German parliament advances bill to give Merkel more powers over coronavirus measures

The measure, which is expected to become law, would require local officials to impose restrictions when cases spike.

German parliament advances bill to give Merkel more powers over coronavirus measures

BERLIN — The German parliament on Wednesday approved changes to the Infection Protection Law meant to give Berlin more power over the country’s coronavirus restrictions, overruling loud criticism from opposition parties.

The measure would strip state capitals of certain decision-making abilities over measures like restricting private gatherings, closing schools and shops, imposing nighttime curfews and requiring employers to either offer coronavirus tests or ask employees to work from home.

Under the amendments, a so-called emergency brake would be triggered when an area has more than than 100 new coronavirus infections per 100,000 inhabitants over seven days, requiring that area to impose more restrictions.

MPs from all opposition parties attacked the plan.

“Your draft law has considerable flaws,” said Christine Aschenberg-Dugnus, health spokeswoman for the Free Democrats (FDP), who have long been outspoken critics of giving up too many freedoms for the sake of tougher infection prevention.

But their critiques are unlikely to stop the measure from becoming law. On Thursday, the amended bill is scheduled to go to the Bundesrat, Germany’s upper house, representing the 16 state governments, where it is expected to pass. The measure would remain in force until June 30.

The move comes on the heels of weeks of warnings from virologists and intensive care physicians, who have insisted Germany must urgently slow its third wave of coronavirus infections to prevent hospitals from being overwhelmed and death numbers from spiking.

On Tuesday, 24,884 new coronavirus cases were registered in Germany, over 3,000 more than a week before. There were also 331 deaths from COVID-19 reported over 24 hours.

But lockdown fatigue has also gained ground.

“The planned curfews are not an appropriate measure,” said Aschenberg-Dugnus, citing a lack of scientific evidence for the efficacy of night-time curfews. “Simply hoping that they will do some good is not enough to justify such a serious encroachment on fundamental rights.”

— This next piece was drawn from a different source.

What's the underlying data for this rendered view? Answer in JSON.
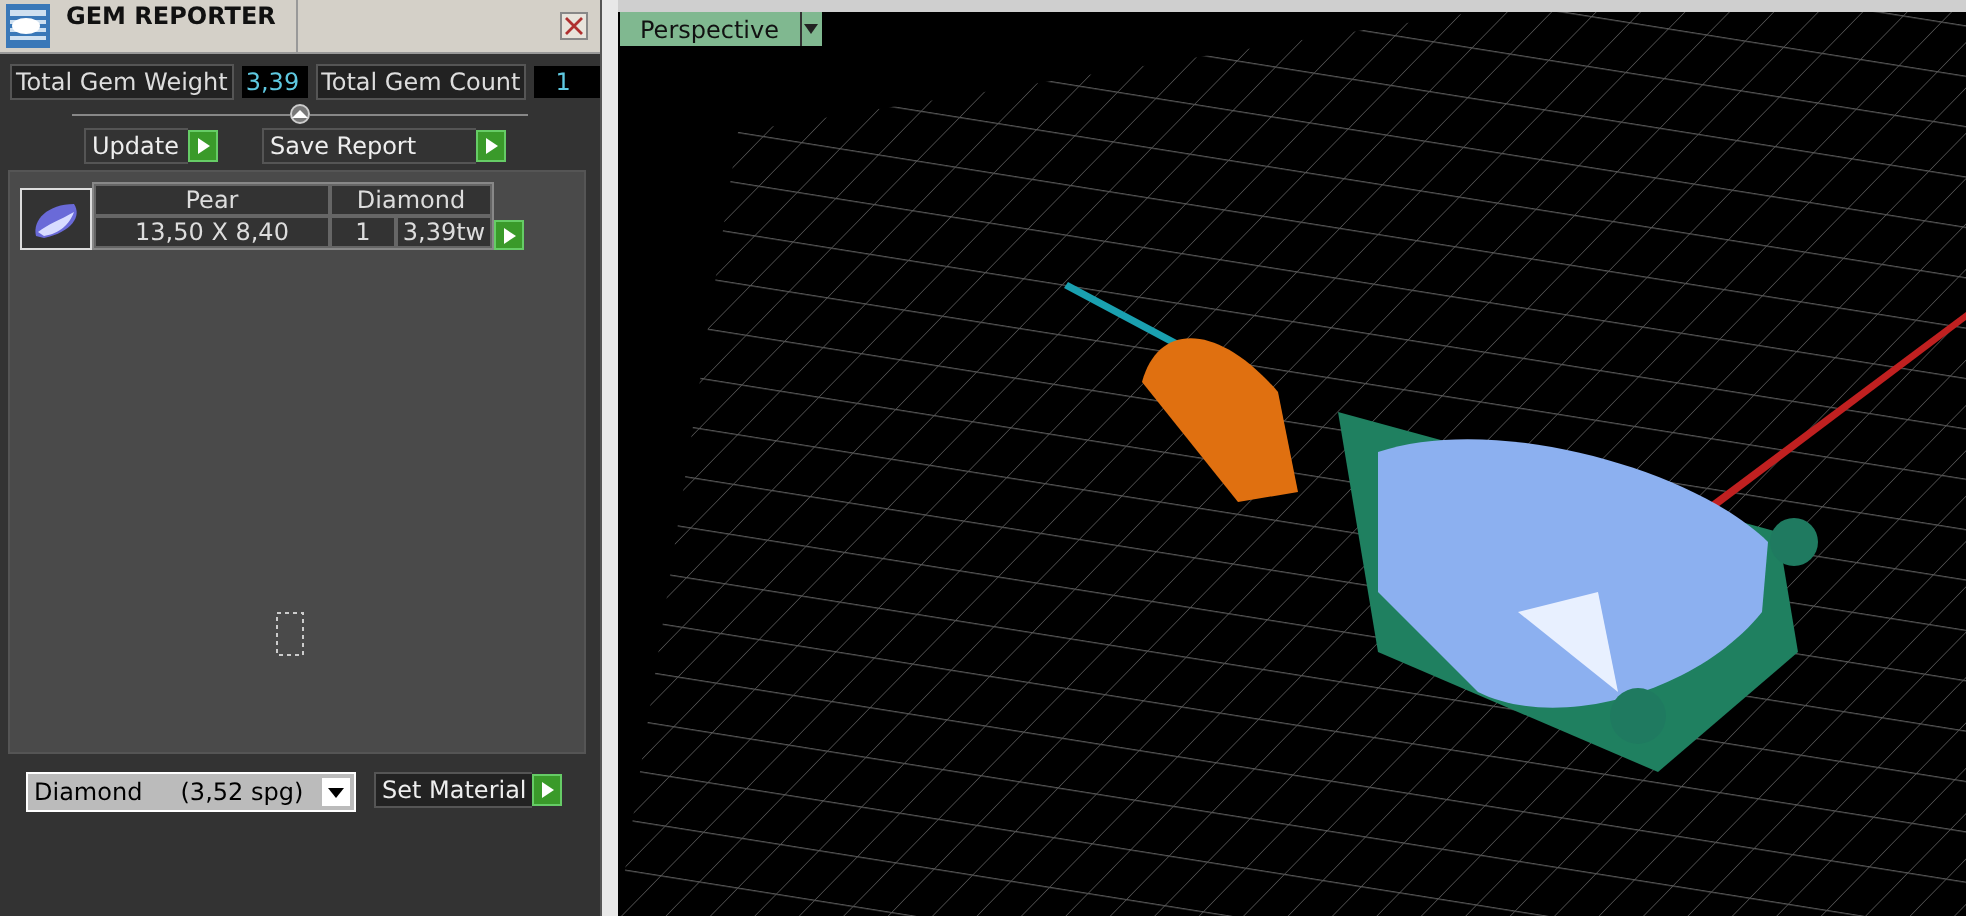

Originally, citizens were supposed to be confined to their homes between 10 p.m. and 5 a.m. under the emergency brake to reduce the number of infections stemming from private gatherings. But constitutional concerns, as well as loud criticism from the FDP and other opposition parties, prompted the government to allow going for a walk and jogging alone between 10 p.m. and midnight.

While lawmakers were debating inside, anti-restriction activists were protesting outside in Berlin’s government quarter, prompting police to step in, citing violations of the coronavirus public gathering rules.

“Today there are some on the streets of this city who claim the situation is not serious,” said Vice Chancellor Olaf Scholz, adding that protesters were wrong because “80,000 citizens have died and … that cannot be ignored.”

Health Minister Jens Spahn chimed in, particularly defending the concept of curfews on the grounds that two-thirds of all infections in Germany were currently occurring in private surroundings.

“These restrictions … are appropriate and proportionate in view of the situation, and they are also effective, as we have seen in almost all other European countries, my colleague,” he said in the direction of Aschenberg-Dugnus.

But the Greens and the far-left Die Linke also criticized curfews, arguing that there should be more tailored measures, especially when it comes to the workplace and schools.

“While you want to impose curfews from an incidence of 100, children are supposed to go to school up to an incidence of 165 [new infections per 100,000 inhabitants over seven days],” said Amira Mohamed Ali, co-leader of Die Linke’s parliamentary group. “Where did you actually get those numbers? Was it a random throw of the dice?”

The FDP has already announced it will file a complaint at Germany’s Constitutional Court if the law comes into force.

Source : Politico EU More